ETL tools—ETL stands for extract, transform, and load—move data from source systems, like sales CRMs, marketing tools, event logs, and a host of other sources. In other words, they extract data from these systems, transform it to standardize it and make it suitable for a database, and load it into that database.
In modern architecture, ETL tools are sometimes called ELT, or extract-load-transform tools. These new tools have been rebranded this way because they do very little transformation before writing the data into the warehouse. In essence, they simply copy data from a source system and paste it into another.
ELT, however, is a slight misnomer for two reasons. First, there’s still a little bit of transformation between the E and the L, like standardizing date formats. These transformations are typically cosmetic though.
Second, most ELT tools don’t actually transform data once it’s loaded into your warehouse. That job is often done by separate transformation tools.
Proper ETL tools don’t just move data from one place to another; they do it regularly, automatically, and durably. If, for example, we connect an ETL tool to Facebook Ads so that we can write ad conversion data to my data warehouse, the ETL tool shouldn’t conduct a one-off sync from one to the other. It will maintain an active connection to Facebook and regularly push new data from Facebook into our warehouse. Also, if our warehouse goes down for some reason, the ETL tool should make sure it “catches up” once it’s back online.
These capabilities are critical for ensuring that the data in our warehouse is reliable, and are just as important to any ETL tool as the ability to read from one place and write to another.

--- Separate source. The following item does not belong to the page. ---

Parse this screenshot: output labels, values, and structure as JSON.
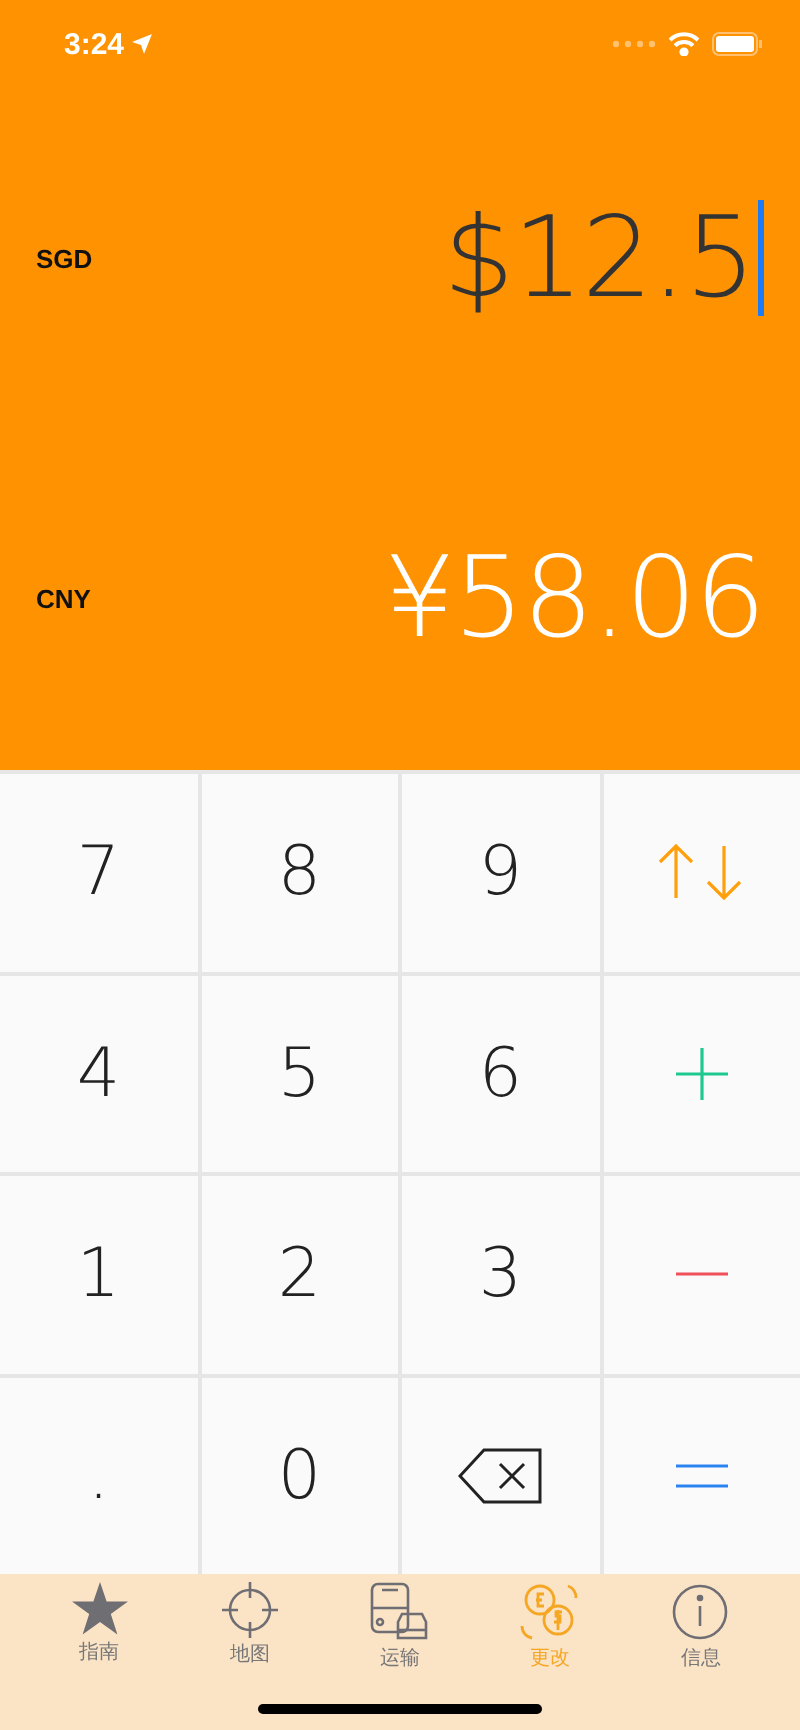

Databases are only as valuable as the data in them.
Learn how to choose ETL tools for your analytics stack.
ETL stands for extract, transform, and load—move data from source systems, like sales CRMs, marketing tools, event logs, and a host of other sources.
Related terms:Transformation tools, data cleaning